▸ **About this exercise**
Start at the top line and retype the data exactly through to the end.

***** Input data *****

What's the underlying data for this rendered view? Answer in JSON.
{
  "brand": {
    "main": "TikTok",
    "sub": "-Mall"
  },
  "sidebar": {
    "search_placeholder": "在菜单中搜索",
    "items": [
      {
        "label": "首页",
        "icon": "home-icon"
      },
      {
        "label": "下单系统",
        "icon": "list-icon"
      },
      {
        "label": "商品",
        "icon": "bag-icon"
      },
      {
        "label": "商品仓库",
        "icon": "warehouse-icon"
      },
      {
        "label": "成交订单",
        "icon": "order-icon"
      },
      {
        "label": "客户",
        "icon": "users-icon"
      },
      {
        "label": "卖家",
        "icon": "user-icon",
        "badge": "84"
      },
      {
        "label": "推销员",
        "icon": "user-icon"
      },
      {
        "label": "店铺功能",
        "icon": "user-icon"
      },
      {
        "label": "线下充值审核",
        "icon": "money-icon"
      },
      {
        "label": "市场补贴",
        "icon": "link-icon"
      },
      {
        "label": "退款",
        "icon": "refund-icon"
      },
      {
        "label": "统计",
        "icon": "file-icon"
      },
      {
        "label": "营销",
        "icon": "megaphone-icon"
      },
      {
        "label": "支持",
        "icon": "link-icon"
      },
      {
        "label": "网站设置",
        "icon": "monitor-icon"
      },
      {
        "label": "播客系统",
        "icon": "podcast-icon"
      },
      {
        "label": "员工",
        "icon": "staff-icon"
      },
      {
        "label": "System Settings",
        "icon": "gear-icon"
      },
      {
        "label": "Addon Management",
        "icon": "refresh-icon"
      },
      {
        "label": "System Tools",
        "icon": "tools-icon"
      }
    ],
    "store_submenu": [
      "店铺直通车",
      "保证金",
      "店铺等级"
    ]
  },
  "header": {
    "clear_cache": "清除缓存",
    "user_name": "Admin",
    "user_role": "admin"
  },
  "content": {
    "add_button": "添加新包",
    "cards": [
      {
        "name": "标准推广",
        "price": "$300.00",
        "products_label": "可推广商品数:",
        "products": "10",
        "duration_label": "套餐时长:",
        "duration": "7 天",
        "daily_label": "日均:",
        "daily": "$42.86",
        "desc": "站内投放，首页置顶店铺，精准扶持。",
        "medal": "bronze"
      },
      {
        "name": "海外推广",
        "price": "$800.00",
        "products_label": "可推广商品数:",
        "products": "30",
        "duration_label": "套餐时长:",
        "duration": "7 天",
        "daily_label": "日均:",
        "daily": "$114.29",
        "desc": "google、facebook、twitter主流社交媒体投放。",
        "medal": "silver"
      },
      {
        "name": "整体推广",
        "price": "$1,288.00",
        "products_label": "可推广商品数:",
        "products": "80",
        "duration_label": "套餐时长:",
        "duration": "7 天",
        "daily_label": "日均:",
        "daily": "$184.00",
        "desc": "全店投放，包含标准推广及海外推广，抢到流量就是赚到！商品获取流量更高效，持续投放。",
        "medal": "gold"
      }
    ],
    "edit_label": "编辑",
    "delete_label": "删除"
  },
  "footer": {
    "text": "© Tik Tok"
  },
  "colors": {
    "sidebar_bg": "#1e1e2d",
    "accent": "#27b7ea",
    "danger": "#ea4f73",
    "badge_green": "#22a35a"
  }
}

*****

▸ **Result for this exercise**
What's the underlying data for this rendered view? Answer in JSON.
{
  "brand": {
    "main": "TikTok",
    "sub": "-Mall"
  },
  "sidebar": {
    "search_placeholder": "在菜单中搜索",
    "items": [
      {
        "label": "首页",
        "icon": "home-icon"
      },
      {
        "label": "下单系统",
        "icon": "list-icon"
      },
      {
        "label": "商品",
        "icon": "bag-icon"
      },
      {
        "label": "商品仓库",
        "icon": "warehouse-icon"
      },
      {
        "label": "成交订单",
        "icon": "order-icon"
      },
      {
        "label": "客户",
        "icon": "users-icon"
      },
      {
        "label": "卖家",
        "icon": "user-icon",
        "badge": "84"
      },
      {
        "label": "推销员",
        "icon": "user-icon"
      },
      {
        "label": "店铺功能",
        "icon": "user-icon"
      },
      {
        "label": "线下充值审核",
        "icon": "money-icon"
      },
      {
        "label": "市场补贴",
        "icon": "link-icon"
      },
      {
        "label": "退款",
        "icon": "refund-icon"
      },
      {
        "label": "统计",
        "icon": "file-icon"
      },
      {
        "label": "营销",
        "icon": "megaphone-icon"
      },
      {
        "label": "支持",
        "icon": "link-icon"
      },
      {
        "label": "网站设置",
        "icon": "monitor-icon"
      },
      {
        "label": "播客系统",
        "icon": "podcast-icon"
      },
      {
        "label": "员工",
        "icon": "staff-icon"
      },
      {
        "label": "System Settings",
        "icon": "gear-icon"
      },
      {
        "label": "Addon Management",
        "icon": "refresh-icon"
      },
      {
        "label": "System Tools",
        "icon": "tools-icon"
      }
    ],
    "store_submenu": [
      "店铺直通车",
      "保证金",
      "店铺等级"
    ]
  },
  "header": {
    "clear_cache": "清除缓存",
    "user_name": "Admin",
    "user_role": "admin"
  },
  "content": {
    "add_button": "添加新包",
    "cards": [
      {
        "name": "标准推广",
        "price": "$300.00",
        "products_label": "可推广商品数:",
        "products": "10",
        "duration_label": "套餐时长:",
        "duration": "7 天",
        "daily_label": "日均:",
        "daily": "$42.86",
        "desc": "站内投放，首页置顶店铺，精准扶持。",
        "medal": "bronze"
      },
      {
        "name": "海外推广",
        "price": "$800.00",
        "products_label": "可推广商品数:",
        "products": "30",
        "duration_label": "套餐时长:",
        "duration": "7 天",
        "daily_label": "日均:",
        "daily": "$114.29",
        "desc": "google、facebook、twitter主流社交媒体投放。",
        "medal": "silver"
      },
      {
        "name": "整体推广",
        "price": "$1,288.00",
        "products_label": "可推广商品数:",
        "products": "80",
        "duration_label": "套餐时长:",
        "duration": "7 天",
        "daily_label": "日均:",
        "daily": "$184.00",
        "desc": "全店投放，包含标准推广及海外推广，抢到流量就是赚到！商品获取流量更高效，持续投放。",
        "medal": "gold"
      }
    ],
    "edit_label": "编辑",
    "delete_label": "删除"
  },
  "footer": {
    "text": "© Tik Tok"
  },
  "colors": {
    "sidebar_bg": "#1e1e2d",
    "accent": "#27b7ea",
    "danger": "#ea4f73",
    "badge_green": "#22a35a"
  }
}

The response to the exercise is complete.